How Are Head Injuries Diagnosed?

Diagnosing a head injury on your own is nearly impossible, especially ones that involve the brain. When someone sustains blunt force trauma to the head, it’s typically recommended that they go to the emergency room in order to get head injuries properly diagnosed.

If you or your child is going in to get a potential head injury examined, you may be wondering what techniques your doctor will use. Below, we discuss the various tests that may be run to diagnose head injuries and traumatic brain injuries (TBI).

Head Injuries Diagnosed: The Glasgow Coma Scale (GCS)

The Glasgow Coma Scale is a tool used by physicians to test the levels of consciousness of patients and responses to certain stimuli, specifically in patients who have sustained head trauma.

The GCS tests three key areas, which include a patient’s ability to:

  • Speak. An individual may speak normally, speak in a way that doesn’t make sense, or be unable to speak at all.
  • Open Their Eyes. An individual will be asked to open and close their eyes on command to test this function.
  • Move. An individual may be asked to move certain parts of their body, such as their limbs, in various ranges of motion and will be asked not to move to test possible pain.

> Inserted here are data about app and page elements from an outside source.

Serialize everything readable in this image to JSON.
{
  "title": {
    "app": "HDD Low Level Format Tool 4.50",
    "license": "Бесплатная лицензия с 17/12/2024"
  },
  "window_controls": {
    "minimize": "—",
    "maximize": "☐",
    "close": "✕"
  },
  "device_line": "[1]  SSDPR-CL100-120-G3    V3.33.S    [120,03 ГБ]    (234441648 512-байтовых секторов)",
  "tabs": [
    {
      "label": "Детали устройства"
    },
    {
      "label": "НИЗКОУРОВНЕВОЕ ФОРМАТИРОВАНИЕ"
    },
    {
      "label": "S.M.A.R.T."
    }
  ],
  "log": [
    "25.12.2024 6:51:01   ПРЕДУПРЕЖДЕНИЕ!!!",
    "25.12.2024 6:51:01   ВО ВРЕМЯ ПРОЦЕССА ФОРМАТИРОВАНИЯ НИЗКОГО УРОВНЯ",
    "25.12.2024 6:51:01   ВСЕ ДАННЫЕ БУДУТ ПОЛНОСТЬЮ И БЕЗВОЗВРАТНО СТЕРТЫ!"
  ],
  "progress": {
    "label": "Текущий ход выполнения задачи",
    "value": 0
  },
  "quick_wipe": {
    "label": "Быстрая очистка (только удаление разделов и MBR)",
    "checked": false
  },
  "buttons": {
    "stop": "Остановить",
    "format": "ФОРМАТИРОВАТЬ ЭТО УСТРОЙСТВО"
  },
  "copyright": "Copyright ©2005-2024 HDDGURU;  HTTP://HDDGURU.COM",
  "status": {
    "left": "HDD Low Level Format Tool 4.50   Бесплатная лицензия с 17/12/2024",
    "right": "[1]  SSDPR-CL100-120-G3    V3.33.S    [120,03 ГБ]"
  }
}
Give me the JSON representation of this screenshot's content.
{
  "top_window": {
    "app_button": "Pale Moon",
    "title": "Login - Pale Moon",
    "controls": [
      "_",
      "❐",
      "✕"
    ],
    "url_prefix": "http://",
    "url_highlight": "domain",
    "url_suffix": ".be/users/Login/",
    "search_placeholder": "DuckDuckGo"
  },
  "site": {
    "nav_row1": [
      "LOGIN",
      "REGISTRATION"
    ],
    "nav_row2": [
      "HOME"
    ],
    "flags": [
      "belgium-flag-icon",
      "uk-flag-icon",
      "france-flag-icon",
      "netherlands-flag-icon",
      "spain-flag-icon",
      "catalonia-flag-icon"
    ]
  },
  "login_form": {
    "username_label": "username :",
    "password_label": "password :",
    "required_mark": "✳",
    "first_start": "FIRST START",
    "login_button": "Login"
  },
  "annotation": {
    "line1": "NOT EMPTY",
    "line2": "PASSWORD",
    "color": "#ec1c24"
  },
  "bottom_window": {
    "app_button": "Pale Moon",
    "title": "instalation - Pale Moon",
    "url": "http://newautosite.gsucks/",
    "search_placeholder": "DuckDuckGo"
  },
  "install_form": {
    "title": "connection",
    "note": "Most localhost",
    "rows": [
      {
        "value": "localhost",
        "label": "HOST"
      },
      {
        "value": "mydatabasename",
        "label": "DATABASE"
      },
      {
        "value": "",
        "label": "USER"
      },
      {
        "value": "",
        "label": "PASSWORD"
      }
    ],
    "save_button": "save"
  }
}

Once the tests are performed, the doctor will give the patient a score on a scale from 1 to 15, which typically indicate the following:

  • Mild TBI: Score of 13 or higher
  • Moderate TBI: Score of 9 through 12
  • Severe TBI: Score of 8 or under

Other Types of Testing

Additionally, there are several other forms of tests that doctors may use to diagnose a brain injury, including the severity of it, and decide on a practical treatment plan for the individual:

  • Magnetic Resonance Imaging (MRI): MRIs use a combination of electromagnetic and radio waves to take detailed images of the brain.
  • Computer Tomography (CT) Scans: CT scans use x-ray equipment and computers to create detailed images of the brain, which can then be used to show bruised brain tissue, bleeding in the brain, and other types of brain damage.
  • Speech, Language, and Cognitive Tests: These types of tests can be used in conjunction with special imaging tests to determine a person’s brain function, including a patient’s reasoning, thinking, problem-solving, and understanding abilities.

If you or your loved one sustained a brain injury due to the negligence of another person, Chatham Gilder Howell Pittman can provide you with the legal representation you need to physically, emotionally, and financially recovery. We offer no-fee, no-obligation consultations, so please don’t hesitate to reach out to learn more about your legal options.